If three levels of extra difficulty and the ability to replay the game through as the bosses isn’t enough for you, Mega Man Powered Up also offers 100 different challenges across a wide variety of scenarios. Each playable character has 10 challenges unique to their abilities. These challenges are not for the faint-of-heart either - it seems like Capcom has intended that these challenges are for the Mega Man elite. Still, it’s an excellent addition, and extends a relatively short game without making it painfully tedious.

The best extra feature of Mega Man Powered Up is the level editing tool, which allows players to make their own crazy levels, and then trade them with friends over the Infrastructure mode. There are also other packs of levels available for download. It’s pretty easy to make a level thanks to an intuitive interface, but be warned that you have to look for the best materials, since the building packs are hidden throughout the game. This means having to traipse back through the levels as the bosses, but again, if you enjoy what the game already offers, then it won’t be a problem.

There's always a bloody fire level.

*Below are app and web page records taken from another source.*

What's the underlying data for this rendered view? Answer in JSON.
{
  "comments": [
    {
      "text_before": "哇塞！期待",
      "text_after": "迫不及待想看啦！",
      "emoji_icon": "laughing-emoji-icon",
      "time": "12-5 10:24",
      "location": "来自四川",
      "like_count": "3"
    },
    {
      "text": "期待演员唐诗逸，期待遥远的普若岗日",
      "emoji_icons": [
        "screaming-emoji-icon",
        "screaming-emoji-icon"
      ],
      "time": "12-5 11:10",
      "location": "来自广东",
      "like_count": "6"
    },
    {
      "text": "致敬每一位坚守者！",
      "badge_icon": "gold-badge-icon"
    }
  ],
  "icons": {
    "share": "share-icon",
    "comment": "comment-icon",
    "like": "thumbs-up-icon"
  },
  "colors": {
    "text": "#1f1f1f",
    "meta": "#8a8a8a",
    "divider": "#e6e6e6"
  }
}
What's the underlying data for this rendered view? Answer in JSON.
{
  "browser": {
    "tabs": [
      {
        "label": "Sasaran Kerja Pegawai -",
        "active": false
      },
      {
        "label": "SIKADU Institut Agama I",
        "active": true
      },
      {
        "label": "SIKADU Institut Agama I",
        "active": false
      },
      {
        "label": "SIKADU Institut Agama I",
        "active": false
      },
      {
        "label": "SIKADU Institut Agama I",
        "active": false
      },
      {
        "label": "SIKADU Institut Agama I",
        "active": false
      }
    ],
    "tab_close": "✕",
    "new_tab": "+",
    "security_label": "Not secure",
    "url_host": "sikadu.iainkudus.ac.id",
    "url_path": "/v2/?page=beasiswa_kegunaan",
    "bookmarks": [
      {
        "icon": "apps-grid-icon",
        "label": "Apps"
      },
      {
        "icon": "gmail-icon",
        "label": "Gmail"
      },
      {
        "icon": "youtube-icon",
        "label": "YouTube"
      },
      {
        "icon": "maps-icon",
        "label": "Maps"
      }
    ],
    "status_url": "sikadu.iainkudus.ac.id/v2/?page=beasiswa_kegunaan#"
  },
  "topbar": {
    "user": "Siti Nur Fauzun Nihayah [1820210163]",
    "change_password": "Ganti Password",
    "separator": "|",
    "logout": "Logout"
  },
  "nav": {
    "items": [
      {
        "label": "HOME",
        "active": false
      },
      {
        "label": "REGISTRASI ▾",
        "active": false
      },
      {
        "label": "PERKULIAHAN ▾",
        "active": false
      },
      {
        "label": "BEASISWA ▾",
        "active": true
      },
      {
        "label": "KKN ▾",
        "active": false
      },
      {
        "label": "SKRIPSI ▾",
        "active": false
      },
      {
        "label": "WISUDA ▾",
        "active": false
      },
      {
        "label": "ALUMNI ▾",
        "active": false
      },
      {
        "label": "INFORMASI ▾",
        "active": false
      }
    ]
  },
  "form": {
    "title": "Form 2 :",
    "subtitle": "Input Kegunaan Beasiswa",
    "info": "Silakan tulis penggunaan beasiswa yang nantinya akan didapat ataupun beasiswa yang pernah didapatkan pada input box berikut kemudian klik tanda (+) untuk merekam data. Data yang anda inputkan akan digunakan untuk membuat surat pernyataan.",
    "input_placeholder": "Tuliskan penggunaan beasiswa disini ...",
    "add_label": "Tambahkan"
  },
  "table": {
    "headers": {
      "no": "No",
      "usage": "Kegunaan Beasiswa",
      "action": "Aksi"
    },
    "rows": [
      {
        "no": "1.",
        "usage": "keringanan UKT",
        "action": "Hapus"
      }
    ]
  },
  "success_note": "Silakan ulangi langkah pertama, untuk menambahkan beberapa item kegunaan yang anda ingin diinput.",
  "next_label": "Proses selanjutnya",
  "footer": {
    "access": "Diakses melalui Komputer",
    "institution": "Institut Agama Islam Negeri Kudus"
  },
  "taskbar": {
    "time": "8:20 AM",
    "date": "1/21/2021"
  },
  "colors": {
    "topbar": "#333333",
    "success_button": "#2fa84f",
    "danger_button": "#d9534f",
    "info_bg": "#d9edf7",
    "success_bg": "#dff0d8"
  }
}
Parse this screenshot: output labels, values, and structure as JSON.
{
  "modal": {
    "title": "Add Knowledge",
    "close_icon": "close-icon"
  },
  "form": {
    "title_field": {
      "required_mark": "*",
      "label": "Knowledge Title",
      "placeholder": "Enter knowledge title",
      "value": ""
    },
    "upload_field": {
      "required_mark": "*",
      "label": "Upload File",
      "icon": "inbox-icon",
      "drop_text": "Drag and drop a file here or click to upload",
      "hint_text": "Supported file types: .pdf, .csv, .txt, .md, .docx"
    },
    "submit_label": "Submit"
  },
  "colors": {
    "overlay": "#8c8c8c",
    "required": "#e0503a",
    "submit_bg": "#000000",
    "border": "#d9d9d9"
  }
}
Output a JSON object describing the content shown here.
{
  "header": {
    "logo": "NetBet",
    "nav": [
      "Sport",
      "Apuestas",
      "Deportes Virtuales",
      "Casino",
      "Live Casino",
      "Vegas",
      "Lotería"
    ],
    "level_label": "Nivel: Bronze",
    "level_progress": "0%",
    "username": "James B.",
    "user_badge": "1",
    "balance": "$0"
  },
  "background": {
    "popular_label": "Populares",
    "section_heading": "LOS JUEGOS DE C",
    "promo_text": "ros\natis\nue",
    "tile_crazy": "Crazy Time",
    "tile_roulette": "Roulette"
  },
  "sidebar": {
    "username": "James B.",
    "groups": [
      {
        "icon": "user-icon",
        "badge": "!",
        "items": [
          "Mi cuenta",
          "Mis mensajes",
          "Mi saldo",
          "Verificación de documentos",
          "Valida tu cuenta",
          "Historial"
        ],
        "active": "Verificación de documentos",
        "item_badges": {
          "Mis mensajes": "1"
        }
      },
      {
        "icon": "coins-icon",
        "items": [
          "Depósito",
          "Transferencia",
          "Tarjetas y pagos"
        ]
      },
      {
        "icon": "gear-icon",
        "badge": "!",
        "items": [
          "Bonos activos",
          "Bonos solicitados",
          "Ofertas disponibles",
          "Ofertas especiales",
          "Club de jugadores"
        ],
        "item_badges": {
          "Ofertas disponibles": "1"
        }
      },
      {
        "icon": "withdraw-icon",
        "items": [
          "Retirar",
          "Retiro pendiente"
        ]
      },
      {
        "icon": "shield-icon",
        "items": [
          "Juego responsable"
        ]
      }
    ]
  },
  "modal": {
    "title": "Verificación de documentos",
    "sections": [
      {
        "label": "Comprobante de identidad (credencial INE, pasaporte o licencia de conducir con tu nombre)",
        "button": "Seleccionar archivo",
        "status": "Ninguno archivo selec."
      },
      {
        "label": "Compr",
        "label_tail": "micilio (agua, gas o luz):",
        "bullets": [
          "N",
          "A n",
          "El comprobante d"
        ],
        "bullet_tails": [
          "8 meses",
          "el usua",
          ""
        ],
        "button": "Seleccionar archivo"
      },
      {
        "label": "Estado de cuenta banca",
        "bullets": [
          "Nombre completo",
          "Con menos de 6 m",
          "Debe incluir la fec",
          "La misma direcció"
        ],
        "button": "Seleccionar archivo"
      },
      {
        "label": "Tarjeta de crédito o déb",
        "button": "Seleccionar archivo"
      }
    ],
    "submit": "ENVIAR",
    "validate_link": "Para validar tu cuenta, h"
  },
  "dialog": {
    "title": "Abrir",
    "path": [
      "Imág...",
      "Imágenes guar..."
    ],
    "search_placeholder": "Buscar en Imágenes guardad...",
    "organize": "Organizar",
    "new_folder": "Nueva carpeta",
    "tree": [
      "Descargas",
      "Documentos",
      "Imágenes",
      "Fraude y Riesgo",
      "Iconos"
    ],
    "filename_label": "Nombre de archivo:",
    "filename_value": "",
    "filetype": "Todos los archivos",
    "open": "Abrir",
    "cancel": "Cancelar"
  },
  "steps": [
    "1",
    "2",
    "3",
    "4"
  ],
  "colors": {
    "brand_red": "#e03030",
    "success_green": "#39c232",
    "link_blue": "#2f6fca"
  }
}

There's always a bloody fire level.
Many people are likely to dismiss Mega Man Powered Up due to its child-like appearance, a real tragedy because the game’s new style of presentation is really quite good. However, if you’re comfortable enough with your maturity to play a game like this, you’ll also be able to appreciate the technical brilliance that Capcom has brought to the table. Powered Up uses the same 3D characters, 2D plane style employed in Maverick Hunter X, and it looks just as good, though design of some of the game’s enemies could push it over. The framerate can drop at times, just like the original game, when too much is happening on screen at one time, but it’s only an occasional glitch.

Powered Up’s voice acting is much like that of the old Saturday morning cartoons – very exaggerated, but unique in its own way. Each character has a voice that ties into his personality – Mega Man has your typical bright, enthusiastic voice, while Dr. Wily has a slightly deranged, cackling-old-man way of speaking. The game also features a remixed version of the original Mega Man soundtrack in the new style game, while the old style game retains the original soundtrack in its old NES style.

Despite being nearly 20 years old, the original Mega Man is still a solid game, and Capcom has given it the remake treatment it deserves. If you can cast away your doubts over the graphical stylings (which are pretty good both artistically and technically), you’ll find an excellent remake of a classic game with a score of bonus content that will give players a real sense that they’re getting their money’s worth out of the title. Mega Man Powered Up is easily one of the best titles on the PSP at this point in time - a must-buy for all fans of the Blue Bomber.
The Score
One of the all-time classics gets the remake treatment it deserves. 8
Looking to buy this game right now? PALGN recommends www.Play-Asia.com.

Related Content

Mega Man Maverick Hunter X Review
30 Mar, 2006 Nothing to do with Top Gun, fortunately.
Pirates of the Caribbean: Dead Man's Chest screenshots
21 Feb, 2006 First images of the game in action.
Spider-man 2 Review
22 Feb, 2005 PALGN delivers the verdict on this portable Spider Man incarnation.
1 Comment
8 years ago
Nice, 8's all around is good enough for me.
Won't be buying this locally though... stupid PSP game prices.
Add Comment
Like this review?
Share it with this tiny url: http://palg.nu/IK

N4G : News for Gamers         Twitter This!

Digg!     Stumble This!

| More
  Pre-order or buy:
    PALGN recommends: www.Play-Asia.com

Australian Release Date:
  Out Now
European Release Date:
  Out Now
  Capcom Entertainment
  Capcom Entertainment

Currently Popular on PALGN
Australian Gaming Bargains - 08/12/11
'Tis the season to be bargaining.
R18+ Legislation
R18+ Legislation
Naruto Shippuden: Ultimate Ninja Storm Generations Preview
Hands on time with the game. Chat time with the CEO of CyberConnect 2.
PALGN's Most Anticipated Games of 2007
24 titles to keep an eye on during 2007.
PALGN's Most Anticipated Games of 2008
And you thought 2007 was populated.